■ Aim of the exercise ■
What you return should be every line below, word for word, and none of the images.

■ Data for analysis ■
■ ■ ■ ■
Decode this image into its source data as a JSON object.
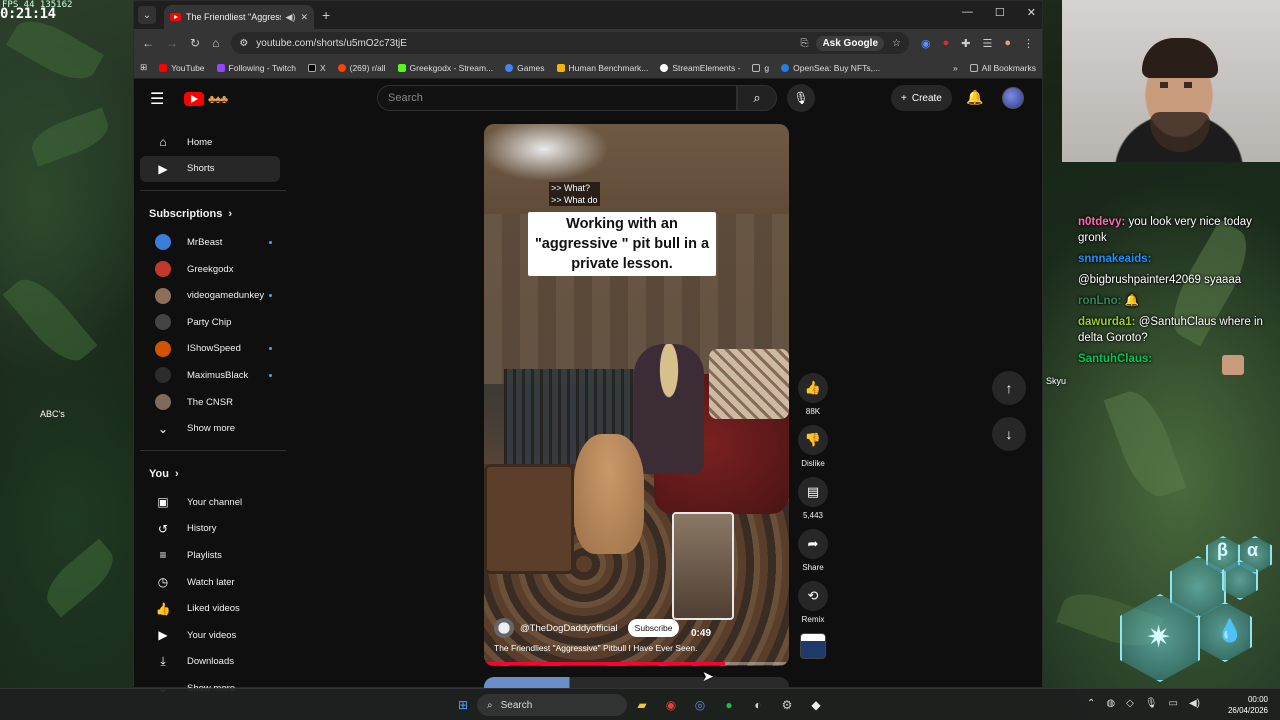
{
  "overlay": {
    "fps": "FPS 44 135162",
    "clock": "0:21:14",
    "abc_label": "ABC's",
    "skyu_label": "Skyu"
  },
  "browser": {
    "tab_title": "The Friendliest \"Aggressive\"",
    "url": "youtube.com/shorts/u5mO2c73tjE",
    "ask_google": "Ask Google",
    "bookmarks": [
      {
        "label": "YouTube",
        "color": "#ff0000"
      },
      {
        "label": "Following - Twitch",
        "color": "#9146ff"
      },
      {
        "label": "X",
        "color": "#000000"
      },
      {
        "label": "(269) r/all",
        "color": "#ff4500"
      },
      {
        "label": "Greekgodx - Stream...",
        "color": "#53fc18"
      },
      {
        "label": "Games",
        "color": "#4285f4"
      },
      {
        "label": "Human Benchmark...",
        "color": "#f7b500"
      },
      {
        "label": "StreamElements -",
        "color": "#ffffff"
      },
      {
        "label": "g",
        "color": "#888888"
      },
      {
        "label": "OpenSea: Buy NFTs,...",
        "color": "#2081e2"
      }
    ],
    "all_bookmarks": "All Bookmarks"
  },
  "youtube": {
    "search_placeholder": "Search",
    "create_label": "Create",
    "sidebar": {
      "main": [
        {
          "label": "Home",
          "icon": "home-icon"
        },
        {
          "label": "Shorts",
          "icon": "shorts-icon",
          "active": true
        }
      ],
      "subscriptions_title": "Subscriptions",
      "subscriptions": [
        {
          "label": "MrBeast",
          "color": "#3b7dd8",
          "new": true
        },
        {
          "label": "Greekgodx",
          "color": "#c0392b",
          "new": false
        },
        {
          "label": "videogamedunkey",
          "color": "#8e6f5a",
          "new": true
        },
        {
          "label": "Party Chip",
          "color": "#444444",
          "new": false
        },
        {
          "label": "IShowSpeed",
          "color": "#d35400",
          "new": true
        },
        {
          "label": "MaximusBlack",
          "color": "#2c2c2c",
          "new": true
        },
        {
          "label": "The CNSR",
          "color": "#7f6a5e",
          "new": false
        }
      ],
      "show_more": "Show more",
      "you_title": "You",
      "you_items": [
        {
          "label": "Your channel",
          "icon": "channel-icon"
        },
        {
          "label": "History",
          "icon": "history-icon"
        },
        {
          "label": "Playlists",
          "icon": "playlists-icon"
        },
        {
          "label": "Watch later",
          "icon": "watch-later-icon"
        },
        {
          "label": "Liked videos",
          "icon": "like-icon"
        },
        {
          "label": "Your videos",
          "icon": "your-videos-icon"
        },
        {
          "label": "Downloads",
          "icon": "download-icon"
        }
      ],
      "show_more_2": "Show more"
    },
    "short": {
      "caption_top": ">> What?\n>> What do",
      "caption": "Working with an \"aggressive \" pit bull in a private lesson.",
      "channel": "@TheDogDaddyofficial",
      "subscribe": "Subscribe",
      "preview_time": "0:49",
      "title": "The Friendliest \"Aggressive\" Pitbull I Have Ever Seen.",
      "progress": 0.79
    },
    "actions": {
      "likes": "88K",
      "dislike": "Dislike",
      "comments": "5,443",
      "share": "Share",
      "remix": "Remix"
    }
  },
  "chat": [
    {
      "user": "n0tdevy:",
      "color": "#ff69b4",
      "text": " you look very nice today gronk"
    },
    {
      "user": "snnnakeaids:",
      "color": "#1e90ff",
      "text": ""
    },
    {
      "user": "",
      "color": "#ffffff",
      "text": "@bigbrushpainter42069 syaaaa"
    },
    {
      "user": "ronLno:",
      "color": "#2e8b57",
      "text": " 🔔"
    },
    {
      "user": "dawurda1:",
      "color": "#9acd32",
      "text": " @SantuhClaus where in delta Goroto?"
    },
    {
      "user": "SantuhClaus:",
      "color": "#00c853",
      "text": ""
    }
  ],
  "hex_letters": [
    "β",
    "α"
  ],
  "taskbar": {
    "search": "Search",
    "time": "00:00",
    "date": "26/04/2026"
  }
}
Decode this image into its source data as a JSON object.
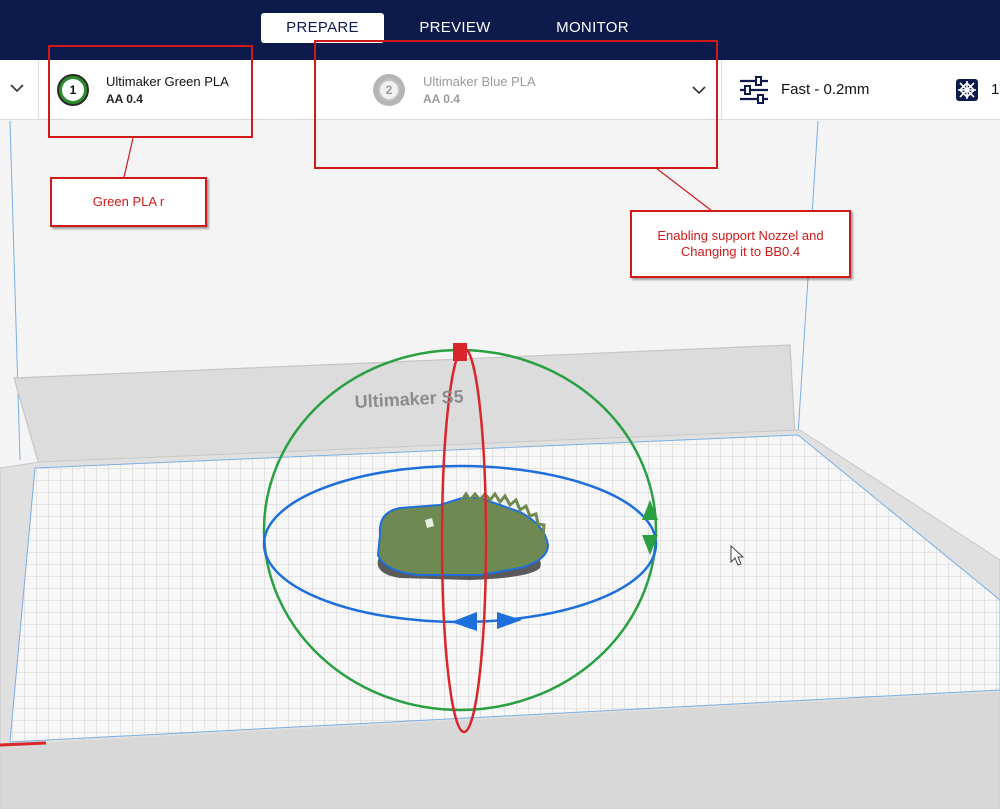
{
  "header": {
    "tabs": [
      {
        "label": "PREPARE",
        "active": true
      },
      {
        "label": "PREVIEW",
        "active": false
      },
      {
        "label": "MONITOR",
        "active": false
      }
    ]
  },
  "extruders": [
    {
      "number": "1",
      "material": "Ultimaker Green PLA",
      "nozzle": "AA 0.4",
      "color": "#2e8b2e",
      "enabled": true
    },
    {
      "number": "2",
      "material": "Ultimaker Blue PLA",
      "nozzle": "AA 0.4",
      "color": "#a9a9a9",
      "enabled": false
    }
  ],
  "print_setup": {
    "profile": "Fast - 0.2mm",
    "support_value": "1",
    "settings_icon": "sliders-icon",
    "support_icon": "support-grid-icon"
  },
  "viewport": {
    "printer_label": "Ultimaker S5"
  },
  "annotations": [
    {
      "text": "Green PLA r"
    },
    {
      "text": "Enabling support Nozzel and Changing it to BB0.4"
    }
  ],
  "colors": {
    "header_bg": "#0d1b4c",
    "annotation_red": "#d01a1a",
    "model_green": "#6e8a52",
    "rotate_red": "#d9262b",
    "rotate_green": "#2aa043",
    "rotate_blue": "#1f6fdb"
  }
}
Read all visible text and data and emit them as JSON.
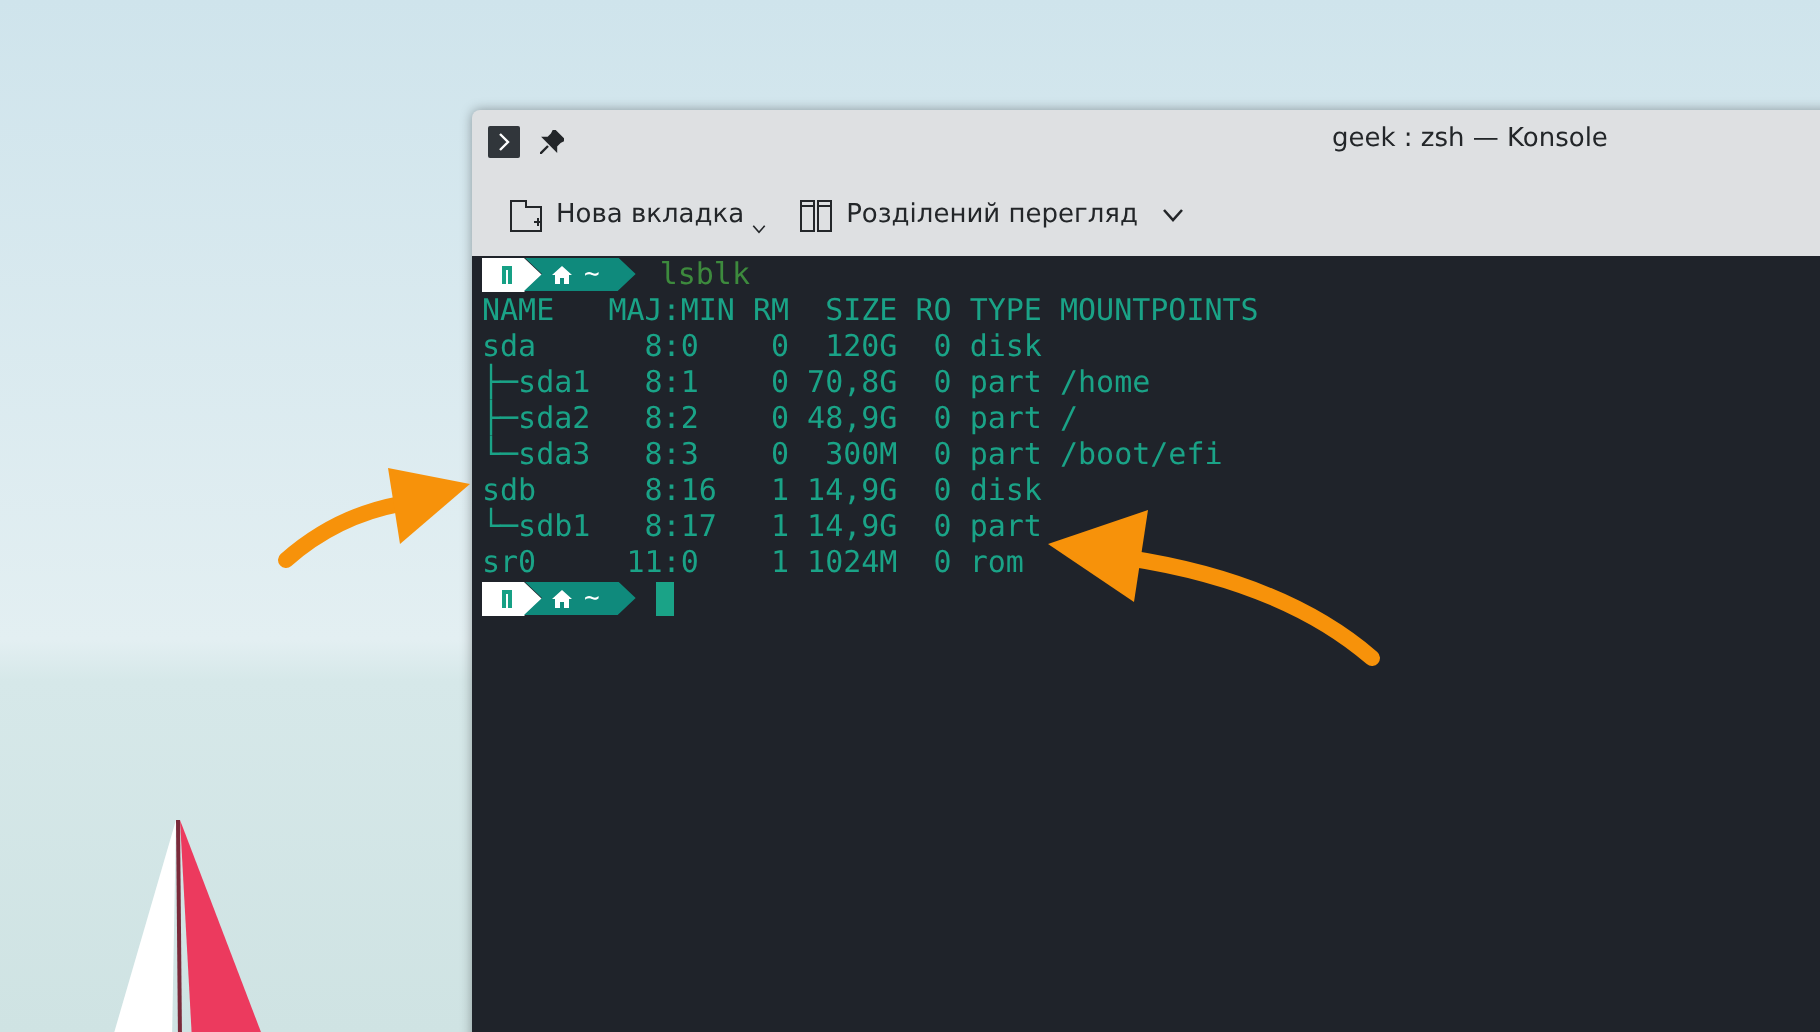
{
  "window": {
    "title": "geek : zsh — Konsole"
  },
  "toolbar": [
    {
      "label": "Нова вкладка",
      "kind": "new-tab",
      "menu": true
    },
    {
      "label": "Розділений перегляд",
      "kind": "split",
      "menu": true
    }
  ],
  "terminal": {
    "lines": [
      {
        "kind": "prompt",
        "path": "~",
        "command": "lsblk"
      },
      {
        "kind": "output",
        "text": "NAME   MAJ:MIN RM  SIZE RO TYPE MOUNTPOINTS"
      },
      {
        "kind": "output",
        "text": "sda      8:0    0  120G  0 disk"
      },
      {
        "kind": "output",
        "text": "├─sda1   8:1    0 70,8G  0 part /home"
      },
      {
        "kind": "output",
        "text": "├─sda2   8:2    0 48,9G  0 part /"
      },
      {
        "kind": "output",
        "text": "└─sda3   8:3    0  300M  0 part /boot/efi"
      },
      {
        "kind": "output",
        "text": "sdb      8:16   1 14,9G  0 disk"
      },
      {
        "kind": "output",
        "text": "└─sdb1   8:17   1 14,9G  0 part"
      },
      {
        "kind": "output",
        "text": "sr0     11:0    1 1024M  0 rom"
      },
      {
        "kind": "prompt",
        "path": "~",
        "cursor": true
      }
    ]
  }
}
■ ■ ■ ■
■ Answer box ■
Decode this image into its source data as a JSON object.
{
  "overlay": {
    "fps": "FPS 44 135162",
    "clock": "0:21:14",
    "abc_label": "ABC's",
    "skyu_label": "Skyu"
  },
  "browser": {
    "tab_title": "The Friendliest \"Aggressive\"",
    "url": "youtube.com/shorts/u5mO2c73tjE",
    "ask_google": "Ask Google",
    "bookmarks": [
      {
        "label": "YouTube",
        "color": "#ff0000"
      },
      {
        "label": "Following - Twitch",
        "color": "#9146ff"
      },
      {
        "label": "X",
        "color": "#000000"
      },
      {
        "label": "(269) r/all",
        "color": "#ff4500"
      },
      {
        "label": "Greekgodx - Stream...",
        "color": "#53fc18"
      },
      {
        "label": "Games",
        "color": "#4285f4"
      },
      {
        "label": "Human Benchmark...",
        "color": "#f7b500"
      },
      {
        "label": "StreamElements -",
        "color": "#ffffff"
      },
      {
        "label": "g",
        "color": "#888888"
      },
      {
        "label": "OpenSea: Buy NFTs,...",
        "color": "#2081e2"
      }
    ],
    "all_bookmarks": "All Bookmarks"
  },
  "youtube": {
    "search_placeholder": "Search",
    "create_label": "Create",
    "sidebar": {
      "main": [
        {
          "label": "Home",
          "icon": "home-icon"
        },
        {
          "label": "Shorts",
          "icon": "shorts-icon",
          "active": true
        }
      ],
      "subscriptions_title": "Subscriptions",
      "subscriptions": [
        {
          "label": "MrBeast",
          "color": "#3b7dd8",
          "new": true
        },
        {
          "label": "Greekgodx",
          "color": "#c0392b",
          "new": false
        },
        {
          "label": "videogamedunkey",
          "color": "#8e6f5a",
          "new": true
        },
        {
          "label": "Party Chip",
          "color": "#444444",
          "new": false
        },
        {
          "label": "IShowSpeed",
          "color": "#d35400",
          "new": true
        },
        {
          "label": "MaximusBlack",
          "color": "#2c2c2c",
          "new": true
        },
        {
          "label": "The CNSR",
          "color": "#7f6a5e",
          "new": false
        }
      ],
      "show_more": "Show more",
      "you_title": "You",
      "you_items": [
        {
          "label": "Your channel",
          "icon": "channel-icon"
        },
        {
          "label": "History",
          "icon": "history-icon"
        },
        {
          "label": "Playlists",
          "icon": "playlists-icon"
        },
        {
          "label": "Watch later",
          "icon": "watch-later-icon"
        },
        {
          "label": "Liked videos",
          "icon": "like-icon"
        },
        {
          "label": "Your videos",
          "icon": "your-videos-icon"
        },
        {
          "label": "Downloads",
          "icon": "download-icon"
        }
      ],
      "show_more_2": "Show more"
    },
    "short": {
      "caption_top": ">> What?\n>> What do",
      "caption": "Working with an \"aggressive \" pit bull in a private lesson.",
      "channel": "@TheDogDaddyofficial",
      "subscribe": "Subscribe",
      "preview_time": "0:49",
      "title": "The Friendliest \"Aggressive\" Pitbull I Have Ever Seen.",
      "progress": 0.79
    },
    "actions": {
      "likes": "88K",
      "dislike": "Dislike",
      "comments": "5,443",
      "share": "Share",
      "remix": "Remix"
    }
  },
  "chat": [
    {
      "user": "n0tdevy:",
      "color": "#ff69b4",
      "text": " you look very nice today gronk"
    },
    {
      "user": "snnnakeaids:",
      "color": "#1e90ff",
      "text": ""
    },
    {
      "user": "",
      "color": "#ffffff",
      "text": "@bigbrushpainter42069 syaaaa"
    },
    {
      "user": "ronLno:",
      "color": "#2e8b57",
      "text": " 🔔"
    },
    {
      "user": "dawurda1:",
      "color": "#9acd32",
      "text": " @SantuhClaus where in delta Goroto?"
    },
    {
      "user": "SantuhClaus:",
      "color": "#00c853",
      "text": ""
    }
  ],
  "hex_letters": [
    "β",
    "α"
  ],
  "taskbar": {
    "search": "Search",
    "time": "00:00",
    "date": "26/04/2026"
  }
}
Decode this image into its source data as a JSON object.
{
  "header": {
    "tabs": [
      {
        "label": "PREPARE",
        "active": true
      },
      {
        "label": "PREVIEW",
        "active": false
      },
      {
        "label": "MONITOR",
        "active": false
      }
    ]
  },
  "extruders": [
    {
      "number": "1",
      "material": "Ultimaker Green PLA",
      "nozzle": "AA 0.4",
      "color": "#2e8b2e",
      "enabled": true
    },
    {
      "number": "2",
      "material": "Ultimaker Blue PLA",
      "nozzle": "AA 0.4",
      "color": "#a9a9a9",
      "enabled": false
    }
  ],
  "print_setup": {
    "profile": "Fast - 0.2mm",
    "support_value": "1",
    "settings_icon": "sliders-icon",
    "support_icon": "support-grid-icon"
  },
  "viewport": {
    "printer_label": "Ultimaker S5"
  },
  "annotations": [
    {
      "text": "Green PLA r"
    },
    {
      "text": "Enabling support Nozzel and Changing it to BB0.4"
    }
  ],
  "colors": {
    "header_bg": "#0d1b4c",
    "annotation_red": "#d01a1a",
    "model_green": "#6e8a52",
    "rotate_red": "#d9262b",
    "rotate_green": "#2aa043",
    "rotate_blue": "#1f6fdb"
  }
}
Read all visible text and data and emit them as JSON.
{
  "window": {
    "title": "geek : zsh — Konsole"
  },
  "toolbar": [
    {
      "label": "Нова вкладка",
      "kind": "new-tab",
      "menu": true
    },
    {
      "label": "Розділений перегляд",
      "kind": "split",
      "menu": true
    }
  ],
  "terminal": {
    "lines": [
      {
        "kind": "prompt",
        "path": "~",
        "command": "lsblk"
      },
      {
        "kind": "output",
        "text": "NAME   MAJ:MIN RM  SIZE RO TYPE MOUNTPOINTS"
      },
      {
        "kind": "output",
        "text": "sda      8:0    0  120G  0 disk"
      },
      {
        "kind": "output",
        "text": "├─sda1   8:1    0 70,8G  0 part /home"
      },
      {
        "kind": "output",
        "text": "├─sda2   8:2    0 48,9G  0 part /"
      },
      {
        "kind": "output",
        "text": "└─sda3   8:3    0  300M  0 part /boot/efi"
      },
      {
        "kind": "output",
        "text": "sdb      8:16   1 14,9G  0 disk"
      },
      {
        "kind": "output",
        "text": "└─sdb1   8:17   1 14,9G  0 part"
      },
      {
        "kind": "output",
        "text": "sr0     11:0    1 1024M  0 rom"
      },
      {
        "kind": "prompt",
        "path": "~",
        "cursor": true
      }
    ]
  }
}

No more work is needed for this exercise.